There were dozens of awards handed out, with the Top 25 and the Tri-Five of the Year (awarded to Tim Helms of North Carolina with his two-tone, light and dark brown ’55 Nomad) being the biggies. To this Modern Rodding, Classic Truck Performance, and All Chevy Performance joined in on the celebrations by handing out awards of their own. For those of us at Modern Rodding it was particularly fun presenting a Top Gasser award to Lyle Thurman for his ’55 Chevy. Plus the Modern Rodding Top 5 was also awarded. These five Chevys truly are amazing examples, beginning with Tim Helms’ two-tone brown ’56 Nomad (also the Tri-Five of the Year winner), closely followed by Larry Olson’s black and white ’56 Nomad, Curtis Atkins and his blue and white ’56 sedan, Gary Brown with his truly original green ’56 sedan, and lastly, Jennings White with his bright red ’57 sedan. These proved to be MR’s picks for outstanding efforts.

Modern Rodding IN THE GARAGE
1. Tom Keyes doing some final tightening of the M/T valve covers on the early Chrysler 354 Hemi.
’32 DeSoto
Three-Window Coupe
Tom & Tina Keyes Have a “Deuce” But We are Guessing You Haven’t Seen Many Like This One!
In the Garage badge
By Brian Brennan Photography bY Tom & Tina Keyes

n our world of street rods and hot rods there can be no denying that the ’32 Ford is “king,” and for all of the right reasons. But it’s always fun, and frankly more interesting, to see what can be done with a “Deuce” of a different marque. In our wanderings we’ve come across Tom and Tina Keyes out of Redding, California, and uncovered that they are building a Deuce of a different marque. It’s a ’32 DeSoto three-window coupe powered by an early Chrysler 354 Hemi.

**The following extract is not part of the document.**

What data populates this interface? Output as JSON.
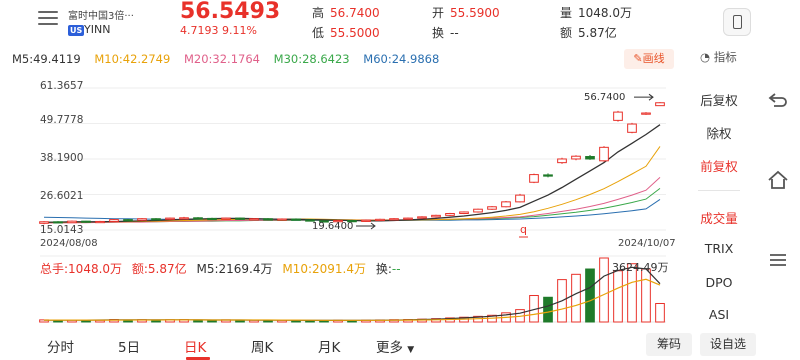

Tom is a retired aerospace engineer who has always enjoyed hot rodding. Now that he has the time and space he decided it was time to build. In his travels he found what at first everyone thought was ’32 Plymouth sheetmetal out of Star Valley, Wyoming, but after some investigation he realized he had found a ’32 DeSoto three-window coupe (number 1,315 of 1,691 built). He was able to find out exactly what he had by using the body’s VIN and from here he found out that he had a ’32 DeSoto SC business coupe. Part of the decision to look for a Mopar to build was initially linked to the fact that he had an early Chrysler 354 Hemi sitting under the workbench.

Modern Rodding logo with dropshadow
Thanks for reading our December 2021 preview issue!